Even though US troops have left Iraq, the US and Iraq are now embroiled in another conflict: over the status of a massive cache of Judaica that was found in 2003 during the Second Gulf War, with both sides claiming the items are theirs.
In 2003, coalition forces looking for weapons of mass destruction discovered a collection of Judaica items in a basement used by Saddam Hussein’s secret police. The items found included Judeo-Arabic texts from the 10th century, Torah cases and even children’s Hebrew manuals. The oldest item is a religious book from 1568. The items were brought to the US for restoration at the National Archive and Records Administration, where they have been for the last eight years. However, they have sat untouched because the money required for a massive restoration effort had not been raised yet. Last year, Iraqi officials began a campaign to get the item back.
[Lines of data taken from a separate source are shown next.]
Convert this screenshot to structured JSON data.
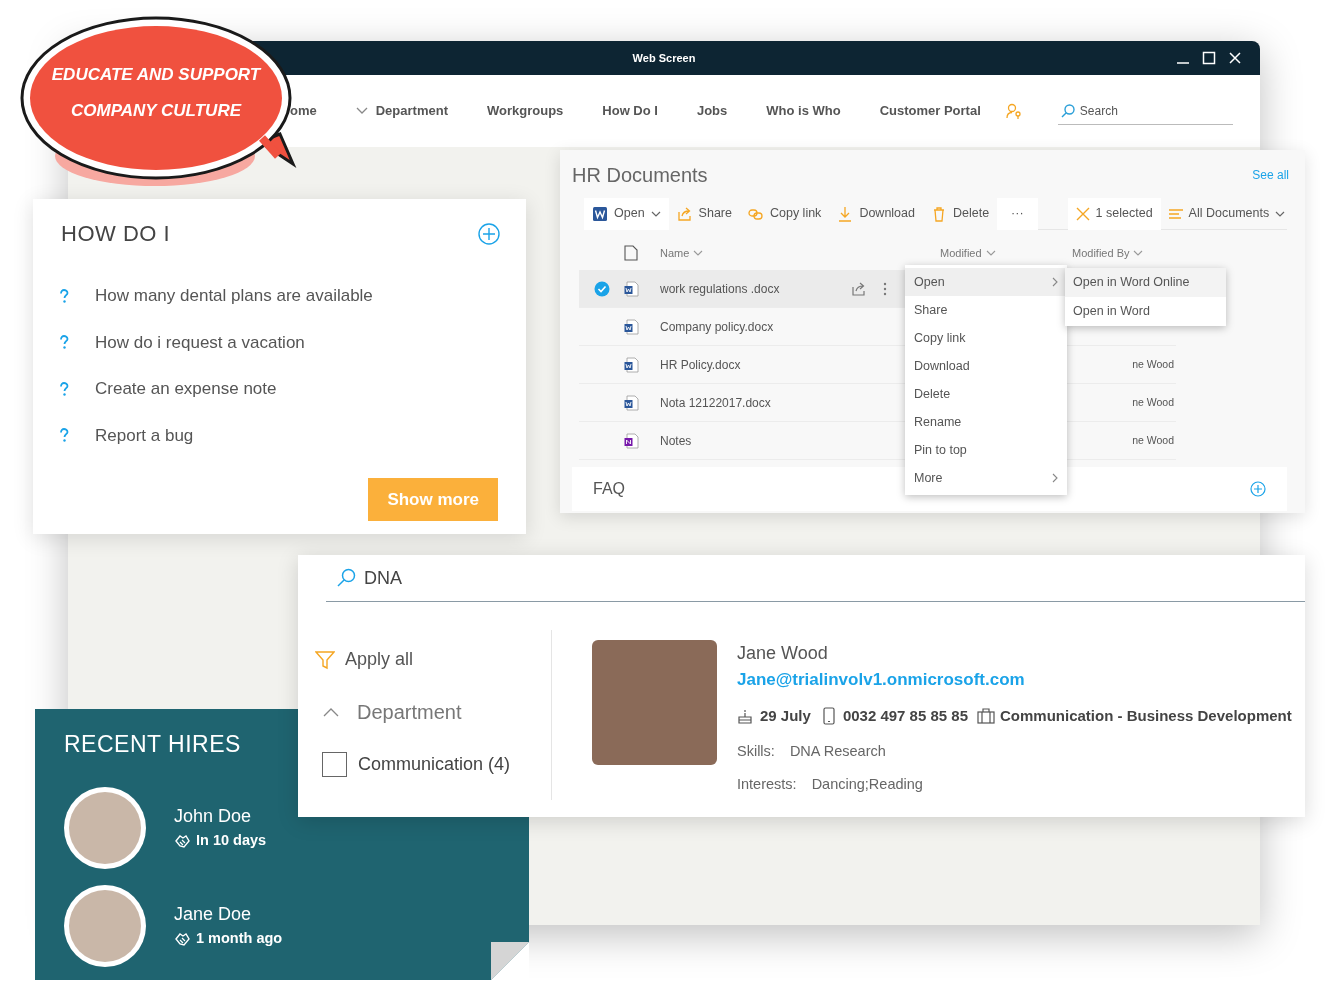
{
  "badge": {
    "lines": [
      "EDUCATE AND SUPPORT",
      "COMPANY CULTURE"
    ]
  },
  "window": {
    "title": "Web Screen",
    "nav": [
      {
        "label": "ome",
        "dropdown": false
      },
      {
        "label": "Department",
        "dropdown": true
      },
      {
        "label": "Workgroups",
        "dropdown": false
      },
      {
        "label": "How Do I",
        "dropdown": false
      },
      {
        "label": "Jobs",
        "dropdown": false
      },
      {
        "label": "Who is Who",
        "dropdown": false
      },
      {
        "label": "Customer Portal",
        "dropdown": false
      }
    ],
    "search": {
      "placeholder": "Search"
    }
  },
  "hr_documents": {
    "title": "HR Documents",
    "see_all": "See all",
    "toolbar": [
      {
        "kind": "open",
        "label": "Open"
      },
      {
        "kind": "share",
        "label": "Share"
      },
      {
        "kind": "link",
        "label": "Copy link"
      },
      {
        "kind": "download",
        "label": "Download"
      },
      {
        "kind": "delete",
        "label": "Delete"
      },
      {
        "kind": "more",
        "label": "···"
      }
    ],
    "selection": "1 selected",
    "view": "All Documents",
    "columns": [
      "Name",
      "Modified",
      "Modified By"
    ],
    "rows": [
      {
        "name": "work regulations .docx",
        "kind": "word",
        "selected": true
      },
      {
        "name": "Company policy.docx",
        "kind": "word",
        "selected": false
      },
      {
        "name": "HR Policy.docx",
        "kind": "word",
        "selected": false,
        "modified_by": "ne Wood"
      },
      {
        "name": "Nota 12122017.docx",
        "kind": "word",
        "selected": false,
        "modified_by": "ne Wood"
      },
      {
        "name": "Notes",
        "kind": "onenote",
        "selected": false,
        "modified_by": "ne Wood"
      }
    ],
    "context_menu": [
      {
        "label": "Open",
        "submenu": true,
        "selected": true
      },
      {
        "label": "Share",
        "submenu": false,
        "selected": false
      },
      {
        "label": "Copy link",
        "submenu": false,
        "selected": false
      },
      {
        "label": "Download",
        "submenu": false,
        "selected": false
      },
      {
        "label": "Delete",
        "submenu": false,
        "selected": false
      },
      {
        "label": "Rename",
        "submenu": false,
        "selected": false
      },
      {
        "label": "Pin to top",
        "submenu": false,
        "selected": false
      },
      {
        "label": "More",
        "submenu": true,
        "selected": false
      }
    ],
    "submenu": [
      {
        "label": "Open in Word Online",
        "selected": true
      },
      {
        "label": "Open in Word",
        "selected": false
      }
    ],
    "faq": "FAQ"
  },
  "how_do_i": {
    "title": "HOW DO I",
    "questions": [
      "How many dental plans are available",
      "How do i request a vacation",
      "Create an expense note",
      "Report a bug"
    ],
    "show_more": "Show more"
  },
  "people_search": {
    "query": "DNA",
    "apply_all": "Apply all",
    "filter_group": {
      "label": "Department",
      "expanded": true,
      "options": [
        {
          "label": "Communication (4)",
          "checked": false
        }
      ]
    },
    "result": {
      "name": "Jane Wood",
      "email": "Jane@trialinvolv1.onmicrosoft.com",
      "birthday": "29 July",
      "phone": "0032 497 85 85 85",
      "department": "Communication - Business Development",
      "details": [
        {
          "label": "Skills:",
          "value": "DNA Research"
        },
        {
          "label": "Interests:",
          "value": "Dancing;Reading"
        }
      ]
    }
  },
  "recent_hires": {
    "title": "RECENT HIRES",
    "people": [
      {
        "name": "John Doe",
        "when": "In 10 days"
      },
      {
        "name": "Jane Doe",
        "when": "1 month ago"
      }
    ]
  }
}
Iraqi officials, especially Culture Minister Taher Nasser Al-Hamood, claim the US has no intention of returning the items, saying they do not trust the US. Iraq would like the archive back because it is the heritage of a once vibrant community that was the largest in the Middle East and was in existence from the 6th century BCE until the creation of the state when most of the Jews were driven from their homes and moved to Israel.
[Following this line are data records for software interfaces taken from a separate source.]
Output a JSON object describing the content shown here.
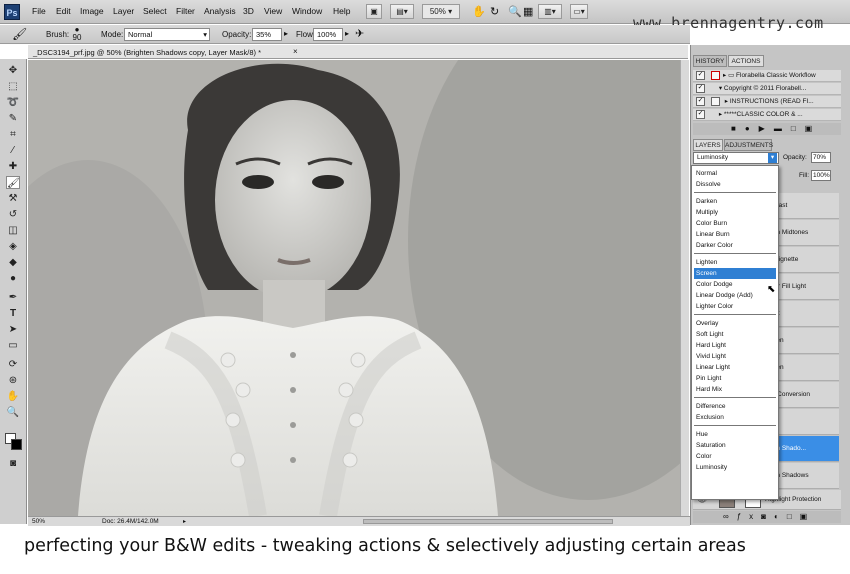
{
  "menubar": {
    "logo": "Ps",
    "items": [
      "File",
      "Edit",
      "Image",
      "Layer",
      "Select",
      "Filter",
      "Analysis",
      "3D",
      "View",
      "Window",
      "Help"
    ],
    "zoom_value": "50%",
    "watermark": "www.brennagentry.com"
  },
  "options": {
    "brush_label": "Brush:",
    "brush_size": "90",
    "mode_label": "Mode:",
    "mode_value": "Normal",
    "opacity_label": "Opacity:",
    "opacity_value": "35%",
    "flow_label": "Flow:",
    "flow_value": "100%"
  },
  "document": {
    "tab_title": "_DSC3194_prf.jpg @ 50% (Brighten Shadows copy, Layer Mask/8) *",
    "status_zoom": "50%",
    "status_doc": "Doc: 26.4M/142.0M"
  },
  "panels": {
    "top_tabs": [
      "HISTORY",
      "ACTIONS"
    ],
    "actions": [
      {
        "label": "Florabella Classic Workflow",
        "checked": true
      },
      {
        "label": "Copyright © 2011 Florabell...",
        "checked": true
      },
      {
        "label": "INSTRUCTIONS (READ FI...",
        "checked": true
      },
      {
        "label": "*****CLASSIC COLOR & ...",
        "checked": true
      }
    ],
    "mid_tabs": [
      "LAYERS",
      "ADJUSTMENTS"
    ],
    "blend_value": "Luminosity",
    "opacity_label": "Opacity:",
    "opacity_value": "70%",
    "fill_label": "Fill:",
    "fill_value": "100%",
    "layers": [
      {
        "label": "ntrast"
      },
      {
        "label": "ten Midtones"
      },
      {
        "label": "t Vignette"
      },
      {
        "label": "iter Fill Light"
      },
      {
        "label": "ast"
      },
      {
        "label": "nten"
      },
      {
        "label": "rken"
      },
      {
        "label": "V Conversion"
      },
      {
        "label": "en"
      },
      {
        "label": "ten Shado...",
        "selected": true
      },
      {
        "label": "ten Shadows"
      }
    ],
    "bottom_layer": "Highlight Protection"
  },
  "blend_modes": [
    {
      "label": "Normal"
    },
    {
      "label": "Dissolve"
    },
    {
      "sep": true
    },
    {
      "label": "Darken"
    },
    {
      "label": "Multiply"
    },
    {
      "label": "Color Burn"
    },
    {
      "label": "Linear Burn"
    },
    {
      "label": "Darker Color"
    },
    {
      "sep": true
    },
    {
      "label": "Lighten"
    },
    {
      "label": "Screen",
      "highlight": true
    },
    {
      "label": "Color Dodge"
    },
    {
      "label": "Linear Dodge (Add)"
    },
    {
      "label": "Lighter Color"
    },
    {
      "sep": true
    },
    {
      "label": "Overlay"
    },
    {
      "label": "Soft Light"
    },
    {
      "label": "Hard Light"
    },
    {
      "label": "Vivid Light"
    },
    {
      "label": "Linear Light"
    },
    {
      "label": "Pin Light"
    },
    {
      "label": "Hard Mix"
    },
    {
      "sep": true
    },
    {
      "label": "Difference"
    },
    {
      "label": "Exclusion"
    },
    {
      "sep": true
    },
    {
      "label": "Hue"
    },
    {
      "label": "Saturation"
    },
    {
      "label": "Color"
    },
    {
      "label": "Luminosity"
    }
  ],
  "caption": "perfecting your B&W edits - tweaking actions & selectively adjusting certain areas"
}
The State Department has agreed to return the items, but said there were problems with the restoration that was preventing the return. Hamood has rebuffed those claims, citing imagined pressure from American Jewish groups and scholars who would like access to the trove so that they may be documented and analyzed, something that will be impossible if the items return to Iraq. However, the Iraqi government itself seems to be divided on the matter, with the Foreign Ministry wanting the US to perform the work and the Culture Minister claiming they were told recover anything that went missing during the Gulf War and US occupation.
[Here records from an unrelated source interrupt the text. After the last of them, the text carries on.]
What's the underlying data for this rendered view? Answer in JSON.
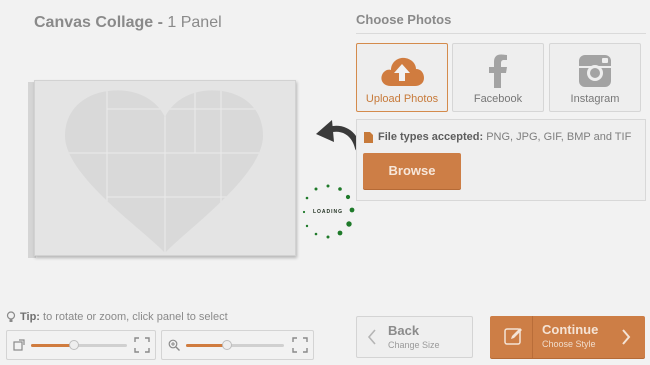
{
  "product": {
    "title_bold": "Canvas Collage -",
    "title_light": " 1 Panel"
  },
  "loading": {
    "label": "LOADING"
  },
  "tip": {
    "label": "Tip:",
    "text": " to rotate or zoom, click panel to select"
  },
  "sliders": {
    "rotate": {
      "icon": "rotate-icon",
      "level": 0.45
    },
    "zoom": {
      "icon": "zoom-in-icon",
      "level": 0.42
    }
  },
  "choose_photos": {
    "heading": "Choose Photos",
    "sources": [
      {
        "label": "Upload Photos",
        "icon": "cloud-upload-icon"
      },
      {
        "label": "Facebook",
        "icon": "facebook-icon"
      },
      {
        "label": "Instagram",
        "icon": "instagram-icon"
      }
    ]
  },
  "file_types": {
    "label": "File types accepted:",
    "list": " PNG, JPG, GIF, BMP and TIF"
  },
  "browse_label": "Browse",
  "nav": {
    "back_label": "Back",
    "back_sub": "Change Size",
    "continue_label": "Continue",
    "continue_sub": "Choose Style"
  },
  "colors": {
    "accent": "#cd7e46",
    "spinner": "#1f7a2a",
    "background": "#f2f2f2"
  }
}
The Jewish community has been quiet on the matter, only saying that they hope the items will be a way of opening communication with Iraq so as to protect Jewish cemeteries and shrines in Iraq that in the past were destroyed in waves of anti-Semitism.